new orleans

uniform standards

The Washington Artillery of New Orleans was, at the time of the Civil War, an organization with an already established proud history and tradition.  The Washington Artillery had been around as a state militia unit since 1838 - twenty-three years old at the outbreak of the War Between The States.

During that time, the uniform of the Washington Artillery had undergone at least three significant changes in appearance.  The first uniforms reflected a heritage from the militia and Regular Army units of the War of 1812 - shakos and long-tailed coats with brass epaulets, to mention just a few prominent features.  Then came the Mexican War, and the replacement of the shako with the Mexican War fatigue hat, or "wheel hat".  Between the end of the Mexican War and the advent of the Civil War, the United States Army sent some of its officers to collect information on the arms, ammunition, and clothing of the European armies, and the reports back to the united States resulted in some changes to the uniforms of many militia organizations, including the Washington Artillery.

The mid-1850s were years of reorganization for the Washington Artillery of New Orleans.  Its numbers had dwindled to a dangerously low point, almost to the point of dissolution.  Along came James Burge Walton, who would lead the Washington Artillery not only during the early years of the war, but out of its plunge into near oblivion and back into its proper place as the most elite of the elite Artillery units of the antebellum era. 

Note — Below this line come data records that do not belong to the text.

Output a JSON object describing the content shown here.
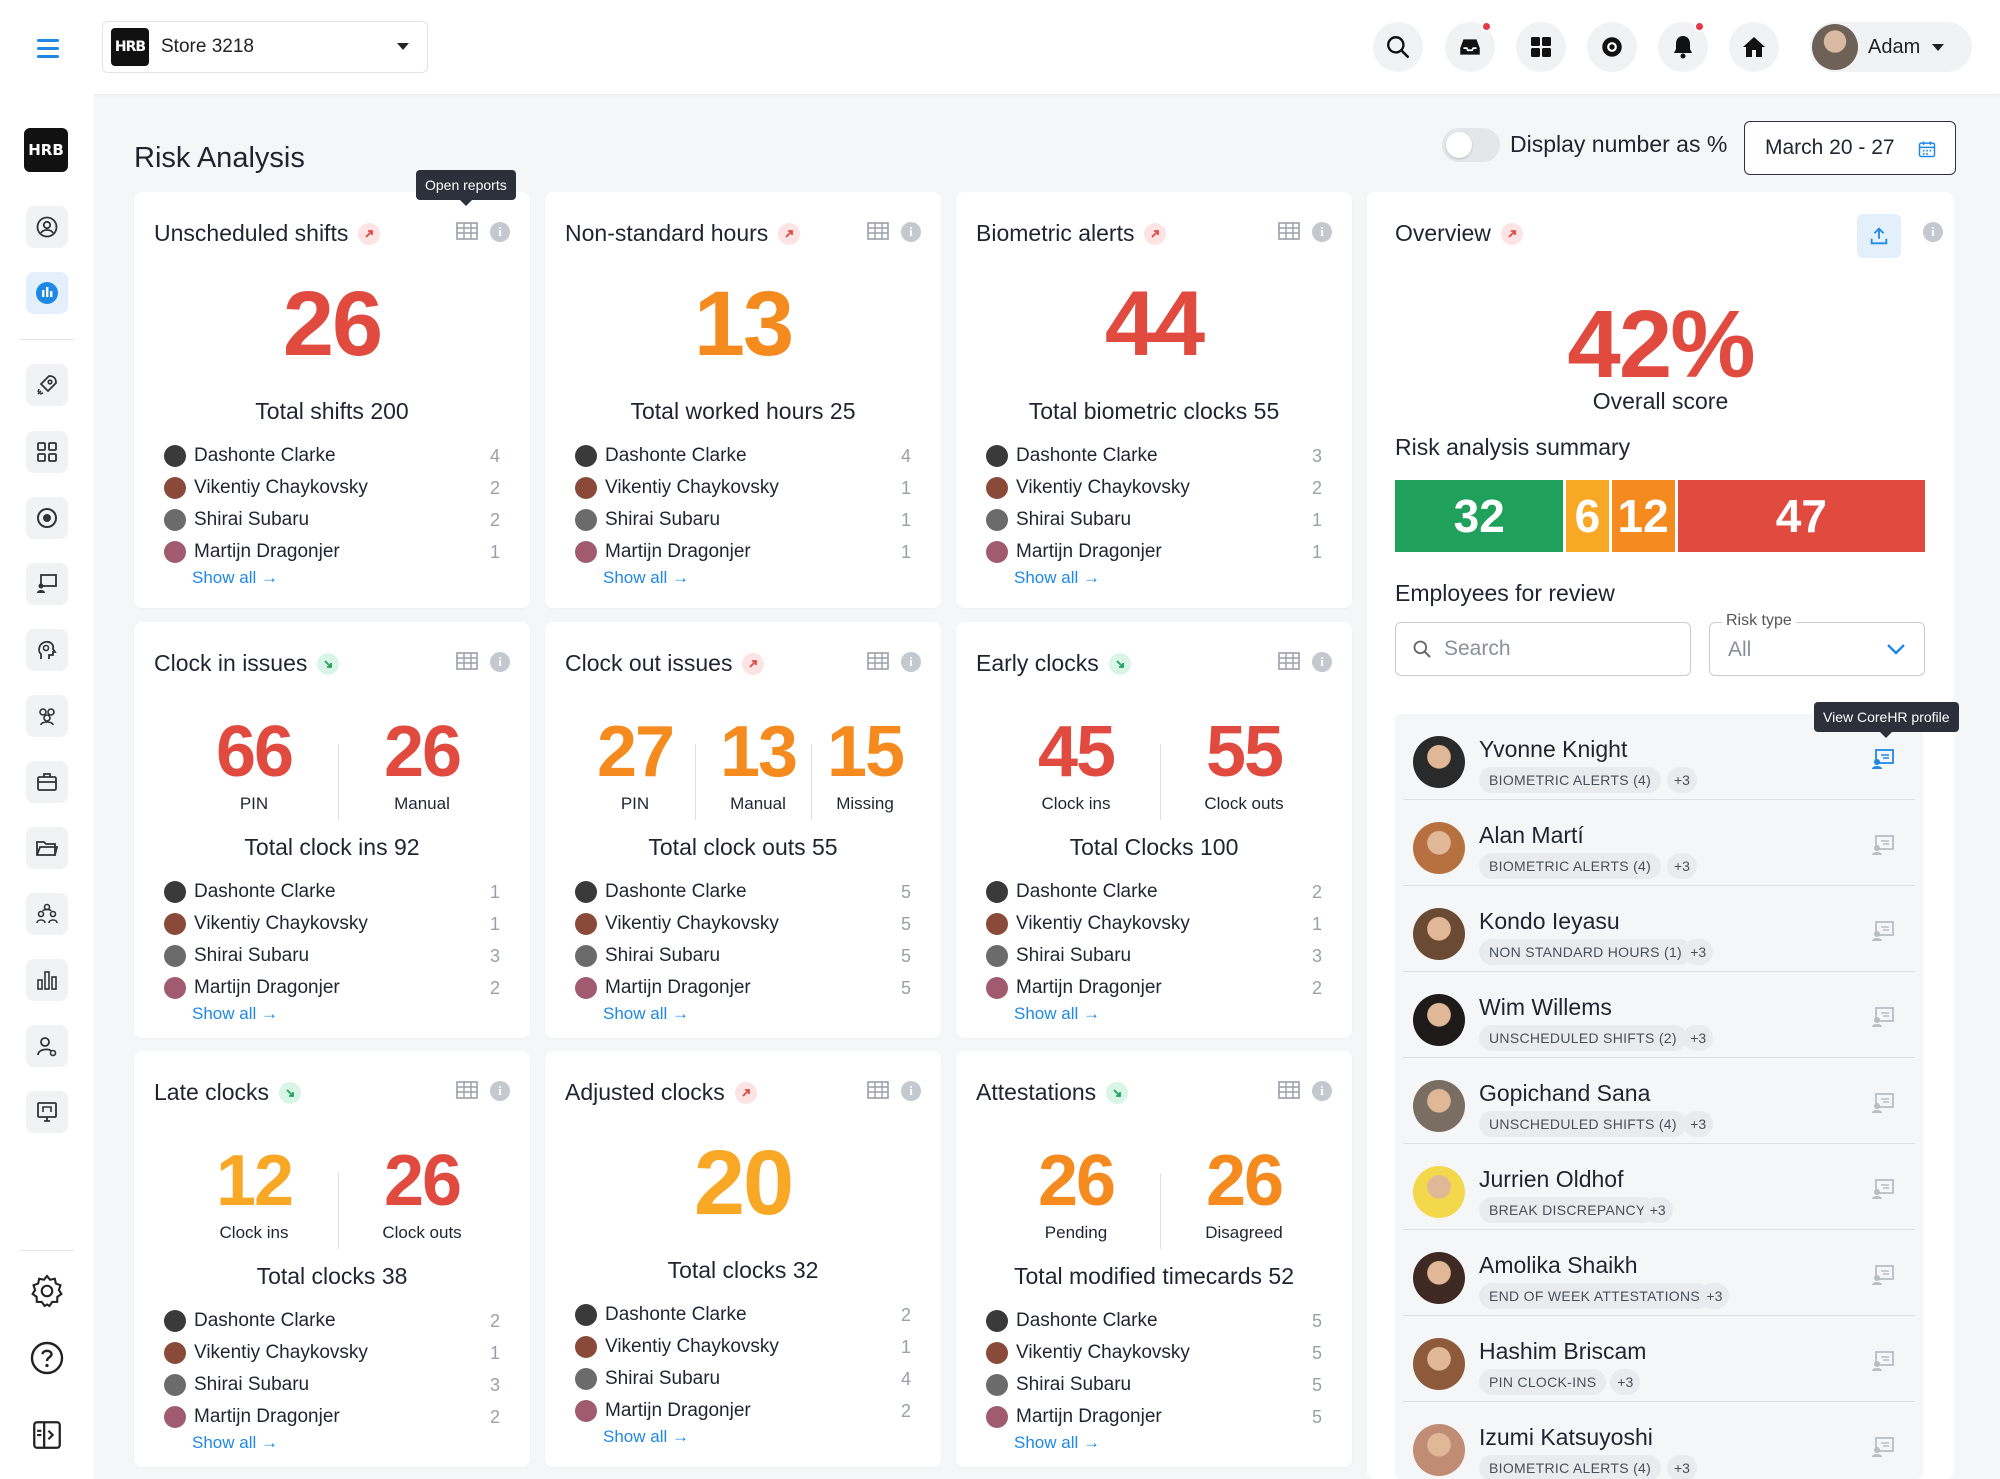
{
  "store": {
    "name": "Store 3218",
    "logo_text": "HRB"
  },
  "user": {
    "name": "Adam"
  },
  "page": {
    "title": "Risk Analysis",
    "toggle_label": "Display number as %",
    "date_range": "March 20 - 27"
  },
  "tooltips": {
    "open_reports": "Open reports",
    "view_profile": "View CoreHR profile"
  },
  "show_all_label": "Show all →",
  "cards": [
    {
      "title": "Unscheduled shifts",
      "trend": "up",
      "big": "26",
      "big_color": "red",
      "total": "Total shifts 200",
      "rows": [
        [
          "Dashonte Clarke",
          "4"
        ],
        [
          "Vikentiy Chaykovsky",
          "2"
        ],
        [
          "Shirai Subaru",
          "2"
        ],
        [
          "Martijn Dragonjer",
          "1"
        ]
      ]
    },
    {
      "title": "Non-standard hours",
      "trend": "up",
      "big": "13",
      "big_color": "orange",
      "total": "Total worked hours 25",
      "rows": [
        [
          "Dashonte Clarke",
          "4"
        ],
        [
          "Vikentiy Chaykovsky",
          "1"
        ],
        [
          "Shirai Subaru",
          "1"
        ],
        [
          "Martijn Dragonjer",
          "1"
        ]
      ]
    },
    {
      "title": "Biometric alerts",
      "trend": "up",
      "big": "44",
      "big_color": "red",
      "total": "Total biometric clocks 55",
      "rows": [
        [
          "Dashonte Clarke",
          "3"
        ],
        [
          "Vikentiy Chaykovsky",
          "2"
        ],
        [
          "Shirai Subaru",
          "1"
        ],
        [
          "Martijn Dragonjer",
          "1"
        ]
      ]
    },
    {
      "title": "Clock in issues",
      "trend": "down",
      "split": [
        [
          "66",
          "PIN",
          "red"
        ],
        [
          "26",
          "Manual",
          "red"
        ]
      ],
      "total": "Total clock ins 92",
      "rows": [
        [
          "Dashonte Clarke",
          "1"
        ],
        [
          "Vikentiy Chaykovsky",
          "1"
        ],
        [
          "Shirai Subaru",
          "3"
        ],
        [
          "Martijn Dragonjer",
          "2"
        ]
      ]
    },
    {
      "title": "Clock out issues",
      "trend": "up",
      "split": [
        [
          "27",
          "PIN",
          "orange"
        ],
        [
          "13",
          "Manual",
          "orange"
        ],
        [
          "15",
          "Missing",
          "orange"
        ]
      ],
      "total": "Total clock outs 55",
      "rows": [
        [
          "Dashonte Clarke",
          "5"
        ],
        [
          "Vikentiy Chaykovsky",
          "5"
        ],
        [
          "Shirai Subaru",
          "5"
        ],
        [
          "Martijn Dragonjer",
          "5"
        ]
      ]
    },
    {
      "title": "Early clocks",
      "trend": "down",
      "split": [
        [
          "45",
          "Clock ins",
          "red"
        ],
        [
          "55",
          "Clock outs",
          "red"
        ]
      ],
      "total": "Total Clocks 100",
      "rows": [
        [
          "Dashonte Clarke",
          "2"
        ],
        [
          "Vikentiy Chaykovsky",
          "1"
        ],
        [
          "Shirai Subaru",
          "3"
        ],
        [
          "Martijn Dragonjer",
          "2"
        ]
      ]
    },
    {
      "title": "Late clocks",
      "trend": "down",
      "split": [
        [
          "12",
          "Clock ins",
          "yellow"
        ],
        [
          "26",
          "Clock outs",
          "red"
        ]
      ],
      "total": "Total clocks 38",
      "rows": [
        [
          "Dashonte Clarke",
          "2"
        ],
        [
          "Vikentiy Chaykovsky",
          "1"
        ],
        [
          "Shirai Subaru",
          "3"
        ],
        [
          "Martijn Dragonjer",
          "2"
        ]
      ]
    },
    {
      "title": "Adjusted clocks",
      "trend": "up",
      "big": "20",
      "big_color": "yellow",
      "total": "Total clocks 32",
      "rows": [
        [
          "Dashonte Clarke",
          "2"
        ],
        [
          "Vikentiy Chaykovsky",
          "1"
        ],
        [
          "Shirai Subaru",
          "4"
        ],
        [
          "Martijn Dragonjer",
          "2"
        ]
      ]
    },
    {
      "title": "Attestations",
      "trend": "down",
      "split": [
        [
          "26",
          "Pending",
          "orange"
        ],
        [
          "26",
          "Disagreed",
          "orange"
        ]
      ],
      "total": "Total modified timecards 52",
      "rows": [
        [
          "Dashonte Clarke",
          "5"
        ],
        [
          "Vikentiy Chaykovsky",
          "5"
        ],
        [
          "Shirai Subaru",
          "5"
        ],
        [
          "Martijn Dragonjer",
          "5"
        ]
      ]
    }
  ],
  "overview": {
    "title": "Overview",
    "score": "42%",
    "score_label": "Overall score",
    "summary_title": "Risk analysis summary",
    "summary": [
      {
        "value": "32",
        "color": "#20a15b"
      },
      {
        "value": "6",
        "color": "#f9a825"
      },
      {
        "value": "12",
        "color": "#f58a1f"
      },
      {
        "value": "47",
        "color": "#e04a3f"
      }
    ],
    "review_title": "Employees for review",
    "search_placeholder": "Search",
    "risk_type_label": "Risk type",
    "risk_type_value": "All",
    "employees": [
      {
        "name": "Yvonne Knight",
        "tag": "BIOMETRIC ALERTS (4)",
        "more": "+3"
      },
      {
        "name": "Alan Martí",
        "tag": "BIOMETRIC ALERTS (4)",
        "more": "+3"
      },
      {
        "name": "Kondo Ieyasu",
        "tag": "NON STANDARD HOURS (1)",
        "more": "+3"
      },
      {
        "name": "Wim Willems",
        "tag": "UNSCHEDULED SHIFTS (2)",
        "more": "+3"
      },
      {
        "name": "Gopichand Sana",
        "tag": "UNSCHEDULED SHIFTS (4)",
        "more": "+3"
      },
      {
        "name": "Jurrien Oldhof",
        "tag": "BREAK DISCREPANCY",
        "more": "+3"
      },
      {
        "name": "Amolika Shaikh",
        "tag": "END OF WEEK ATTESTATIONS",
        "more": "+3"
      },
      {
        "name": "Hashim Briscam",
        "tag": "PIN CLOCK-INS",
        "more": "+3"
      },
      {
        "name": "Izumi Katsuyoshi",
        "tag": "BIOMETRIC ALERTS (4)",
        "more": "+3"
      }
    ]
  },
  "colors": {
    "red": "#e04a3f",
    "orange": "#f58a1f",
    "yellow": "#f9a825",
    "green": "#20a15b",
    "accent": "#1e88e5"
  }
}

James Burge Walton, formerly a highly placed politician within New Orleans' and southern Louisiana's branch of the American Party (also known as the "Know Nothing Party", which unsuccessfully supported former US President Millard Fillmore for President), left off his political disappointments and threw his efforts into rebuilding the Washington Artillery of New Orleans, famous then for its part in the Mexican War.  As part of the revival effort, Walton added some new devices and ornaments to distinguish the Washington Artillery from all other Artillery units in more ways than their excellent performance in drill (which included both Infantry and Artillery). 

Some of those distinctions included the famous Washington Artillery badges, with the "irate tiger" head which dangles beneath the badge; the letters "W" and "A", which adorn their kepis; the crossed cannons, worn on their kepis (and, in some cases, on the collars of their frock coats); the belt plates with the raised letters "W" and "A"; and many other distinctives.

When we've been able to make the chronological divisions in the evolution of the Washington Artillery uniform, we have done so.  We have also taken the liberty of making such divisions where it made sense to us, based on direct or indirect evidence.  Where we have erred, we ask forgiveness and correction.  

1838 to 1845    1846 to 1853    1854 to 1861
1861 to 1865 - 1st to 4th Companies

1861 to 1865 - 5th Company

William Gilham's Manual - Table Of Contents

Songbook - Table Of Contents

Songs Special To The Washington Artillery

Artillery Prayer


Poetry - Mother Lincoln's Melodies

Camp Furnishings

Book Reviews


A Civilian Contingent:
The Mayor / Town Council Concept